'''
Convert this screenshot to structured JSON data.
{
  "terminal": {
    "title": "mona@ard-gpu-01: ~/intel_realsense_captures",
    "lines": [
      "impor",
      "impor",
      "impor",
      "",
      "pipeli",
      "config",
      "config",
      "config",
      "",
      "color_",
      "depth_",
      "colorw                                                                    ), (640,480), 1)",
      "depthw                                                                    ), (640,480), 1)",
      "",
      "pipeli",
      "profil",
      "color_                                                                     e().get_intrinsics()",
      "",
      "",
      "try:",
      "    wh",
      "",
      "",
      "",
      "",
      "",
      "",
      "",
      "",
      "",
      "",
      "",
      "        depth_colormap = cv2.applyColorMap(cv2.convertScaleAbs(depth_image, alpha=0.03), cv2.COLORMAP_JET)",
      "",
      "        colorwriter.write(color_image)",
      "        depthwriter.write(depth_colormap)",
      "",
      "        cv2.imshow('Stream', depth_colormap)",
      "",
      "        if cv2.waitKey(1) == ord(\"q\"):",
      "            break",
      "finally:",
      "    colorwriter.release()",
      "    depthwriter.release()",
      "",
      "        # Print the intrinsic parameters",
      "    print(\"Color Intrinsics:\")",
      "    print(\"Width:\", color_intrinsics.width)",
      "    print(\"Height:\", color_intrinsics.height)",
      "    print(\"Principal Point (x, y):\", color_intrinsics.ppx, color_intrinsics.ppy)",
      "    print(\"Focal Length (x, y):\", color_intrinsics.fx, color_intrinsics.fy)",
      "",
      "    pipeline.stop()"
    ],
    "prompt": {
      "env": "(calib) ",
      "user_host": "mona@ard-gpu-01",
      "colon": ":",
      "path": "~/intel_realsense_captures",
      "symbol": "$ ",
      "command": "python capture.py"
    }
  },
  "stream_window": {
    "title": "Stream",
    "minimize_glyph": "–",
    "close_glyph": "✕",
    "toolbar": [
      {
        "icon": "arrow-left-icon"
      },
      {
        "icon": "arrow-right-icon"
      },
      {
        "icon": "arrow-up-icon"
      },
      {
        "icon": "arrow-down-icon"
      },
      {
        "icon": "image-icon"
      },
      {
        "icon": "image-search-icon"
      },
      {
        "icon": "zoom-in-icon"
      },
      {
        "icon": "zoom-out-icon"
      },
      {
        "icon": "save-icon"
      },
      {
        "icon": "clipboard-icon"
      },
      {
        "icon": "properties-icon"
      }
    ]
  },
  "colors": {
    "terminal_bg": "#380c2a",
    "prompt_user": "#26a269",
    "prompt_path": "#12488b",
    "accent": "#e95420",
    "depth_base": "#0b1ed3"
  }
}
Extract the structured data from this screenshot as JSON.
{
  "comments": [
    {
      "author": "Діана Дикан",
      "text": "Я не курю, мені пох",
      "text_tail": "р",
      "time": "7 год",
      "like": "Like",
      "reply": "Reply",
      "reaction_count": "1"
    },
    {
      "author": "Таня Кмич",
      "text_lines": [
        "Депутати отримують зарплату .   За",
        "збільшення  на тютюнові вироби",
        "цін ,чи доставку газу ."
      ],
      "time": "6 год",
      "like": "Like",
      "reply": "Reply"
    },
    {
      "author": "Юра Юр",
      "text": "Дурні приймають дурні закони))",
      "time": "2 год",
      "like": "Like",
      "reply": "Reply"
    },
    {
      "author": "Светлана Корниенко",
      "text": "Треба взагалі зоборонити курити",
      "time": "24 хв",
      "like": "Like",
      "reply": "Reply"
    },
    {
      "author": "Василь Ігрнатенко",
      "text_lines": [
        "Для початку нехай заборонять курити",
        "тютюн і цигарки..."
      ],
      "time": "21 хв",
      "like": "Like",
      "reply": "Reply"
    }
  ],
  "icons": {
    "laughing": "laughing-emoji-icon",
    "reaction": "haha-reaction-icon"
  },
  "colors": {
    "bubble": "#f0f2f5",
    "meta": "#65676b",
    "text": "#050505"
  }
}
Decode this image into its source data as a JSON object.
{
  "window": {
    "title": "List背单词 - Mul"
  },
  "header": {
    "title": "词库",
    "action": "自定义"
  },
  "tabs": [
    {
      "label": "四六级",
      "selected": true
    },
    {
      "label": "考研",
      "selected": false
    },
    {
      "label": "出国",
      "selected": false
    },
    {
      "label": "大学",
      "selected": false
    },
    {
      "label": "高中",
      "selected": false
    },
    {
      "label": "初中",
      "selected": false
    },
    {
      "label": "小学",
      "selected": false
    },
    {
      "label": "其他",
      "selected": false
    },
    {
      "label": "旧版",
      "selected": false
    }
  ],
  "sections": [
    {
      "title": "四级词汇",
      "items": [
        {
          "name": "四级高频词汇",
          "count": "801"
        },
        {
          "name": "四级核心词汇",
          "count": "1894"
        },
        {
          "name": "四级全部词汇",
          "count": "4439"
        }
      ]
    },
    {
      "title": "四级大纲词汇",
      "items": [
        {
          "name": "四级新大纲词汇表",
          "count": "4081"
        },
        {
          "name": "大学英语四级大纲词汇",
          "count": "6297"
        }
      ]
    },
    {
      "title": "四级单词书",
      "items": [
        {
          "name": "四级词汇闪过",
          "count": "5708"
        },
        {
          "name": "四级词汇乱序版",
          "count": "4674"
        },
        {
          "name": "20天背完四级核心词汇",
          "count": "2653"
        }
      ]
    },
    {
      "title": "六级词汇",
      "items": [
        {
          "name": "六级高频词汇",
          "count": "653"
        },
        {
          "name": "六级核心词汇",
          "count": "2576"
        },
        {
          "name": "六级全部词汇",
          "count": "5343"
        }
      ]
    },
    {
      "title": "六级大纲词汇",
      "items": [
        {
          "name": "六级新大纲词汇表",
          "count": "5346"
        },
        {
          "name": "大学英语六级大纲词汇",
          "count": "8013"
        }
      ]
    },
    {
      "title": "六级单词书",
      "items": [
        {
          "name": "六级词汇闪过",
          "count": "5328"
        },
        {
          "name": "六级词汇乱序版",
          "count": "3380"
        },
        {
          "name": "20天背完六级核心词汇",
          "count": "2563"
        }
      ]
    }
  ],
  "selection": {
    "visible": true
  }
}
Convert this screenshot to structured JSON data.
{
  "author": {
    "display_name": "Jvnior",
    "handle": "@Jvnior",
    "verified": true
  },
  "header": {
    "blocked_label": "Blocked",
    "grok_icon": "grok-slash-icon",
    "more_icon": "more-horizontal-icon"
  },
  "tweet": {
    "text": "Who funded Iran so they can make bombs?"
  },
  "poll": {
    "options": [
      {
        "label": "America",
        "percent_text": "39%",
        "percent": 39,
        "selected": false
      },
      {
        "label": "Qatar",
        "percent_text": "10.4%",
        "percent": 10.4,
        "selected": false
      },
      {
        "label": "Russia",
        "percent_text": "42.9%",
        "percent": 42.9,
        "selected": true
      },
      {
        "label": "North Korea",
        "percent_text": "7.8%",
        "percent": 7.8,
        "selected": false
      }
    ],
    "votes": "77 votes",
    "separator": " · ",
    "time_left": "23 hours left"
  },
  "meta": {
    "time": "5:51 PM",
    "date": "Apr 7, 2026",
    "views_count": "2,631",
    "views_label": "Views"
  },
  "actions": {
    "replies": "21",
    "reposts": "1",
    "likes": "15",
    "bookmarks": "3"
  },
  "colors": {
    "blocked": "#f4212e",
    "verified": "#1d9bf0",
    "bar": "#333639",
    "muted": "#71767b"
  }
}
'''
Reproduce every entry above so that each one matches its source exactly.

→ OUTPUT OF THE EXERCISE:
Convert this screenshot to structured JSON data.
{
  "terminal": {
    "title": "mona@ard-gpu-01: ~/intel_realsense_captures",
    "lines": [
      "impor",
      "impor",
      "impor",
      "",
      "pipeli",
      "config",
      "config",
      "config",
      "",
      "color_",
      "depth_",
      "colorw                                                                    ), (640,480), 1)",
      "depthw                                                                    ), (640,480), 1)",
      "",
      "pipeli",
      "profil",
      "color_                                                                     e().get_intrinsics()",
      "",
      "",
      "try:",
      "    wh",
      "",
      "",
      "",
      "",
      "",
      "",
      "",
      "",
      "",
      "",
      "",
      "        depth_colormap = cv2.applyColorMap(cv2.convertScaleAbs(depth_image, alpha=0.03), cv2.COLORMAP_JET)",
      "",
      "        colorwriter.write(color_image)",
      "        depthwriter.write(depth_colormap)",
      "",
      "        cv2.imshow('Stream', depth_colormap)",
      "",
      "        if cv2.waitKey(1) == ord(\"q\"):",
      "            break",
      "finally:",
      "    colorwriter.release()",
      "    depthwriter.release()",
      "",
      "        # Print the intrinsic parameters",
      "    print(\"Color Intrinsics:\")",
      "    print(\"Width:\", color_intrinsics.width)",
      "    print(\"Height:\", color_intrinsics.height)",
      "    print(\"Principal Point (x, y):\", color_intrinsics.ppx, color_intrinsics.ppy)",
      "    print(\"Focal Length (x, y):\", color_intrinsics.fx, color_intrinsics.fy)",
      "",
      "    pipeline.stop()"
    ],
    "prompt": {
      "env": "(calib) ",
      "user_host": "mona@ard-gpu-01",
      "colon": ":",
      "path": "~/intel_realsense_captures",
      "symbol": "$ ",
      "command": "python capture.py"
    }
  },
  "stream_window": {
    "title": "Stream",
    "minimize_glyph": "–",
    "close_glyph": "✕",
    "toolbar": [
      {
        "icon": "arrow-left-icon"
      },
      {
        "icon": "arrow-right-icon"
      },
      {
        "icon": "arrow-up-icon"
      },
      {
        "icon": "arrow-down-icon"
      },
      {
        "icon": "image-icon"
      },
      {
        "icon": "image-search-icon"
      },
      {
        "icon": "zoom-in-icon"
      },
      {
        "icon": "zoom-out-icon"
      },
      {
        "icon": "save-icon"
      },
      {
        "icon": "clipboard-icon"
      },
      {
        "icon": "properties-icon"
      }
    ]
  },
  "colors": {
    "terminal_bg": "#380c2a",
    "prompt_user": "#26a269",
    "prompt_path": "#12488b",
    "accent": "#e95420",
    "depth_base": "#0b1ed3"
  }
}
Extract the structured data from this screenshot as JSON.
{
  "comments": [
    {
      "author": "Діана Дикан",
      "text": "Я не курю, мені пох",
      "text_tail": "р",
      "time": "7 год",
      "like": "Like",
      "reply": "Reply",
      "reaction_count": "1"
    },
    {
      "author": "Таня Кмич",
      "text_lines": [
        "Депутати отримують зарплату .   За",
        "збільшення  на тютюнові вироби",
        "цін ,чи доставку газу ."
      ],
      "time": "6 год",
      "like": "Like",
      "reply": "Reply"
    },
    {
      "author": "Юра Юр",
      "text": "Дурні приймають дурні закони))",
      "time": "2 год",
      "like": "Like",
      "reply": "Reply"
    },
    {
      "author": "Светлана Корниенко",
      "text": "Треба взагалі зоборонити курити",
      "time": "24 хв",
      "like": "Like",
      "reply": "Reply"
    },
    {
      "author": "Василь Ігрнатенко",
      "text_lines": [
        "Для початку нехай заборонять курити",
        "тютюн і цигарки..."
      ],
      "time": "21 хв",
      "like": "Like",
      "reply": "Reply"
    }
  ],
  "icons": {
    "laughing": "laughing-emoji-icon",
    "reaction": "haha-reaction-icon"
  },
  "colors": {
    "bubble": "#f0f2f5",
    "meta": "#65676b",
    "text": "#050505"
  }
}
Decode this image into its source data as a JSON object.
{
  "window": {
    "title": "List背单词 - Mul"
  },
  "header": {
    "title": "词库",
    "action": "自定义"
  },
  "tabs": [
    {
      "label": "四六级",
      "selected": true
    },
    {
      "label": "考研",
      "selected": false
    },
    {
      "label": "出国",
      "selected": false
    },
    {
      "label": "大学",
      "selected": false
    },
    {
      "label": "高中",
      "selected": false
    },
    {
      "label": "初中",
      "selected": false
    },
    {
      "label": "小学",
      "selected": false
    },
    {
      "label": "其他",
      "selected": false
    },
    {
      "label": "旧版",
      "selected": false
    }
  ],
  "sections": [
    {
      "title": "四级词汇",
      "items": [
        {
          "name": "四级高频词汇",
          "count": "801"
        },
        {
          "name": "四级核心词汇",
          "count": "1894"
        },
        {
          "name": "四级全部词汇",
          "count": "4439"
        }
      ]
    },
    {
      "title": "四级大纲词汇",
      "items": [
        {
          "name": "四级新大纲词汇表",
          "count": "4081"
        },
        {
          "name": "大学英语四级大纲词汇",
          "count": "6297"
        }
      ]
    },
    {
      "title": "四级单词书",
      "items": [
        {
          "name": "四级词汇闪过",
          "count": "5708"
        },
        {
          "name": "四级词汇乱序版",
          "count": "4674"
        },
        {
          "name": "20天背完四级核心词汇",
          "count": "2653"
        }
      ]
    },
    {
      "title": "六级词汇",
      "items": [
        {
          "name": "六级高频词汇",
          "count": "653"
        },
        {
          "name": "六级核心词汇",
          "count": "2576"
        },
        {
          "name": "六级全部词汇",
          "count": "5343"
        }
      ]
    },
    {
      "title": "六级大纲词汇",
      "items": [
        {
          "name": "六级新大纲词汇表",
          "count": "5346"
        },
        {
          "name": "大学英语六级大纲词汇",
          "count": "8013"
        }
      ]
    },
    {
      "title": "六级单词书",
      "items": [
        {
          "name": "六级词汇闪过",
          "count": "5328"
        },
        {
          "name": "六级词汇乱序版",
          "count": "3380"
        },
        {
          "name": "20天背完六级核心词汇",
          "count": "2563"
        }
      ]
    }
  ],
  "selection": {
    "visible": true
  }
}
Convert this screenshot to structured JSON data.
{
  "author": {
    "display_name": "Jvnior",
    "handle": "@Jvnior",
    "verified": true
  },
  "header": {
    "blocked_label": "Blocked",
    "grok_icon": "grok-slash-icon",
    "more_icon": "more-horizontal-icon"
  },
  "tweet": {
    "text": "Who funded Iran so they can make bombs?"
  },
  "poll": {
    "options": [
      {
        "label": "America",
        "percent_text": "39%",
        "percent": 39,
        "selected": false
      },
      {
        "label": "Qatar",
        "percent_text": "10.4%",
        "percent": 10.4,
        "selected": false
      },
      {
        "label": "Russia",
        "percent_text": "42.9%",
        "percent": 42.9,
        "selected": true
      },
      {
        "label": "North Korea",
        "percent_text": "7.8%",
        "percent": 7.8,
        "selected": false
      }
    ],
    "votes": "77 votes",
    "separator": " · ",
    "time_left": "23 hours left"
  },
  "meta": {
    "time": "5:51 PM",
    "date": "Apr 7, 2026",
    "views_count": "2,631",
    "views_label": "Views"
  },
  "actions": {
    "replies": "21",
    "reposts": "1",
    "likes": "15",
    "bookmarks": "3"
  },
  "colors": {
    "blocked": "#f4212e",
    "verified": "#1d9bf0",
    "bar": "#333639",
    "muted": "#71767b"
  }
}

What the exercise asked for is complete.